Back in the old days, a “Welcome Wagon” would greet new residents with a basket of treats and a handful of coupons from nearby businesses. Tasked with the overwhelming job of setting up their new homes, busy residents would often call on the businesses listed by the Welcome Wagon first before looking for others in the area.

The same concept works for physicians new to the area. Setting up a practice requires a significant amount of work, and doctors new to the area would likely be eager to establish a relationship with specialists quickly. Once you establish a working relationship with the new doctors, encourage them to refer patients for screening.

2. Send a letter

Write a letter to primary care physicians in your area, encouraging them to promote colonoscopy and other GI-related screening. In your letter, give them information that they can pass along to their patients about colorectal cancer rates and the benefits of screening. Be sure to include any information that would facilitate the referral process for colonoscopy and other screenings, such as phone numbers and referral forms.

3. Build relationships with area PCPs

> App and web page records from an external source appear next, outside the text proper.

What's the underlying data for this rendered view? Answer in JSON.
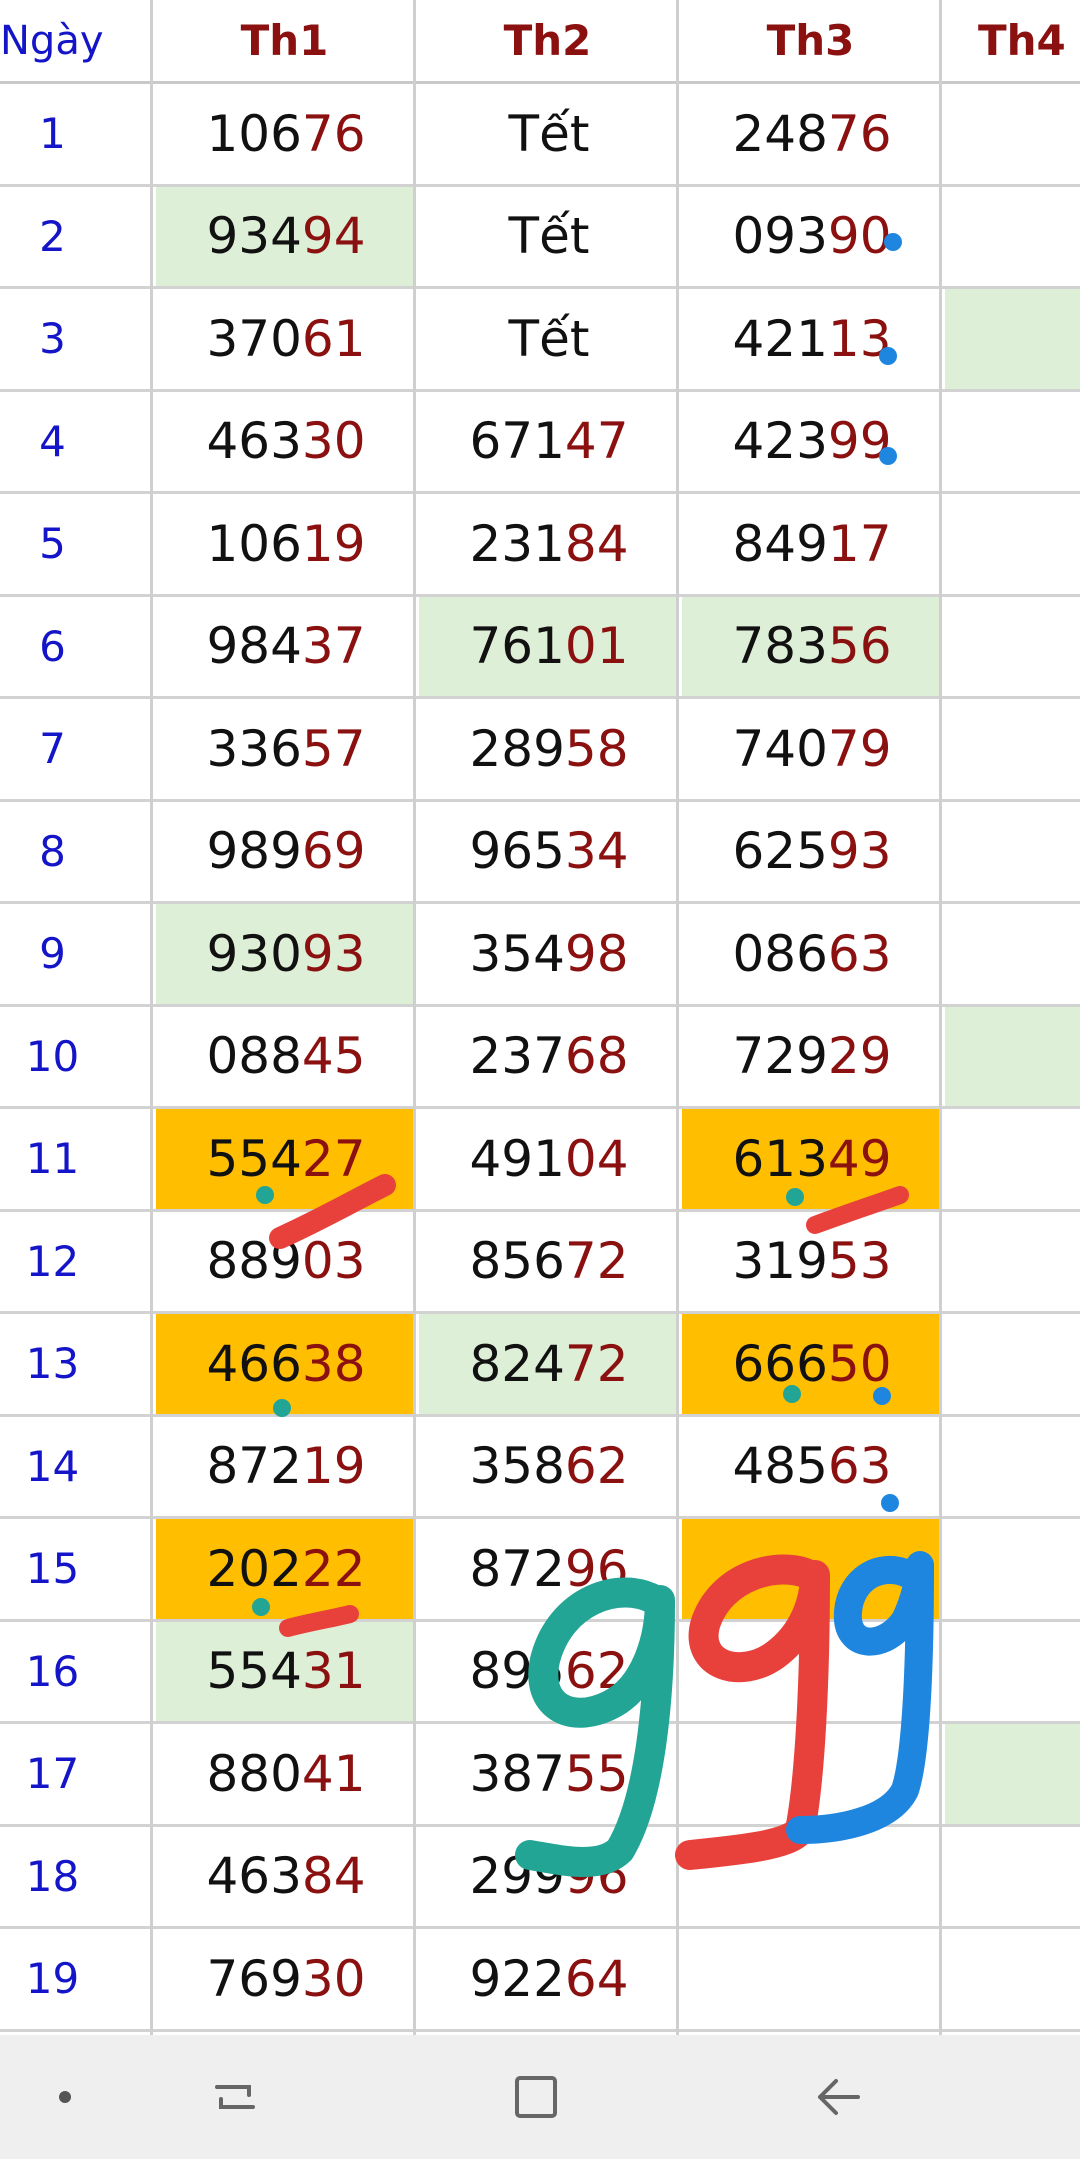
{
  "table": {
    "headers": [
      "Ngày",
      "Th1",
      "Th2",
      "Th3",
      "Th4"
    ],
    "rows": [
      {
        "day": "1",
        "cols": [
          {
            "head": "106",
            "tail": "76"
          },
          {
            "text": "Tết"
          },
          {
            "head": "248",
            "tail": "76"
          },
          {}
        ]
      },
      {
        "day": "2",
        "cols": [
          {
            "head": "934",
            "tail": "94",
            "bg": "green"
          },
          {
            "text": "Tết"
          },
          {
            "head": "093",
            "tail": "90"
          },
          {}
        ]
      },
      {
        "day": "3",
        "cols": [
          {
            "head": "370",
            "tail": "61"
          },
          {
            "text": "Tết"
          },
          {
            "head": "421",
            "tail": "13"
          },
          {
            "bg": "green"
          }
        ]
      },
      {
        "day": "4",
        "cols": [
          {
            "head": "463",
            "tail": "30"
          },
          {
            "head": "671",
            "tail": "47"
          },
          {
            "head": "423",
            "tail": "99"
          },
          {}
        ]
      },
      {
        "day": "5",
        "cols": [
          {
            "head": "106",
            "tail": "19"
          },
          {
            "head": "231",
            "tail": "84"
          },
          {
            "head": "849",
            "tail": "17"
          },
          {}
        ]
      },
      {
        "day": "6",
        "cols": [
          {
            "head": "984",
            "tail": "37"
          },
          {
            "head": "761",
            "tail": "01",
            "bg": "green"
          },
          {
            "head": "783",
            "tail": "56",
            "bg": "green"
          },
          {}
        ]
      },
      {
        "day": "7",
        "cols": [
          {
            "head": "336",
            "tail": "57"
          },
          {
            "head": "289",
            "tail": "58"
          },
          {
            "head": "740",
            "tail": "79"
          },
          {}
        ]
      },
      {
        "day": "8",
        "cols": [
          {
            "head": "989",
            "tail": "69"
          },
          {
            "head": "965",
            "tail": "34"
          },
          {
            "head": "625",
            "tail": "93"
          },
          {}
        ]
      },
      {
        "day": "9",
        "cols": [
          {
            "head": "930",
            "tail": "93",
            "bg": "green"
          },
          {
            "head": "354",
            "tail": "98"
          },
          {
            "head": "086",
            "tail": "63"
          },
          {}
        ]
      },
      {
        "day": "10",
        "cols": [
          {
            "head": "088",
            "tail": "45"
          },
          {
            "head": "237",
            "tail": "68"
          },
          {
            "head": "729",
            "tail": "29"
          },
          {
            "bg": "green"
          }
        ]
      },
      {
        "day": "11",
        "cols": [
          {
            "head": "554",
            "tail": "27",
            "bg": "orange"
          },
          {
            "head": "491",
            "tail": "04"
          },
          {
            "head": "613",
            "tail": "49",
            "bg": "orange"
          },
          {}
        ]
      },
      {
        "day": "12",
        "cols": [
          {
            "head": "889",
            "tail": "03"
          },
          {
            "head": "856",
            "tail": "72"
          },
          {
            "head": "319",
            "tail": "53"
          },
          {}
        ]
      },
      {
        "day": "13",
        "cols": [
          {
            "head": "466",
            "tail": "38",
            "bg": "orange"
          },
          {
            "head": "824",
            "tail": "72",
            "bg": "green"
          },
          {
            "head": "666",
            "tail": "50",
            "bg": "orange"
          },
          {}
        ]
      },
      {
        "day": "14",
        "cols": [
          {
            "head": "872",
            "tail": "19"
          },
          {
            "head": "358",
            "tail": "62"
          },
          {
            "head": "485",
            "tail": "63"
          },
          {}
        ]
      },
      {
        "day": "15",
        "cols": [
          {
            "head": "202",
            "tail": "22",
            "bg": "orange"
          },
          {
            "head": "872",
            "tail": "96"
          },
          {
            "bg": "orange"
          },
          {}
        ]
      },
      {
        "day": "16",
        "cols": [
          {
            "head": "554",
            "tail": "31",
            "bg": "green"
          },
          {
            "head": "895",
            "tail": "62"
          },
          {},
          {}
        ]
      },
      {
        "day": "17",
        "cols": [
          {
            "head": "880",
            "tail": "41"
          },
          {
            "head": "387",
            "tail": "55"
          },
          {},
          {
            "bg": "green"
          }
        ]
      },
      {
        "day": "18",
        "cols": [
          {
            "head": "463",
            "tail": "84"
          },
          {
            "head": "299",
            "tail": "96"
          },
          {},
          {}
        ]
      },
      {
        "day": "19",
        "cols": [
          {
            "head": "769",
            "tail": "30"
          },
          {
            "head": "922",
            "tail": "64"
          },
          {},
          {}
        ]
      }
    ]
  },
  "colors": {
    "green_highlight": "#deefd8",
    "orange_highlight": "#ffbe00",
    "day_text": "#1414c8",
    "tail_text": "#8b1010",
    "scribble_teal": "#22a595",
    "scribble_red": "#e8413c",
    "scribble_blue": "#1f86e0"
  },
  "navbar": {
    "icons": [
      "dot-icon",
      "recent-apps-icon",
      "home-icon",
      "back-icon"
    ]
  }
}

The relationship between a PCP and specialist is usually limited to information exchange specific to the patient referrals process. The PCP writes the order directing the patient to see the specialist, and the specialist sends the test result back to the ordering physician. In larger institutions or communities, the doctor simply selects the name of a specialist from a list of specialists approved by the institution or the patient’s insurance network. This system is adequate, but not perfect. In an ideal world, doctors would prefer to send their patients to a specialist they know and trust.

Starting and building a professional relationship with your local doctors is easier than you might think. Simply establish communication through calls, emails, and in person. Engaging in the referral process will help strengthen the relationship, as will participating in community health events together. These professional collaborations help build trust between PCP, specialist, and patients.

4. Provide PCPs with GI-related educational items for their office

Create eye-catching brochures, pamphlets, and business cards that provide information on gastroenterology in general and GI screenings in particular. Office collateral, such as promotional pictures, visual aids, business cards and door decals that bear your GI practice name, helps promote your practice and services. For best results, keep office collateral and educational items focused on GI screening.

5. Hold community events that promote screening

Work with area doctors to hold events promoting screening of all sorts, but especially GI screenings. These events can feature many of the same educational items and office collateral you are sending to PCPs. During these events, encourage physicians to offer information about digestive problems and promote GI screening.

6. Build a physician outreach program

Consider building a web application that allows participating PCPs, nurse practitioners, and physician assistants to look up physician-level information about gastrointestinal diseases, GI testing procedures, recent research into digestive diseases, GI medications, and more. Programs like these establish your gastroenterology clinic as the area professionals that doctors can turn to.

7. Present your services as a way to boost patient volume in private practices

Practices of all sizes and types are looking for ways to boost patient volume and profits. Pique their interest in your practice by presenting your screening services as something that could help them evolve their practice without a heavy investment. After all, keeping patients healthy through screening is good for everyone.

Promoting the importance of screenings to primary care physicians may be one of the best ways to build your endoscopy practice. Getting patients back to routine screening can help our healthcare system get back on track and back in business.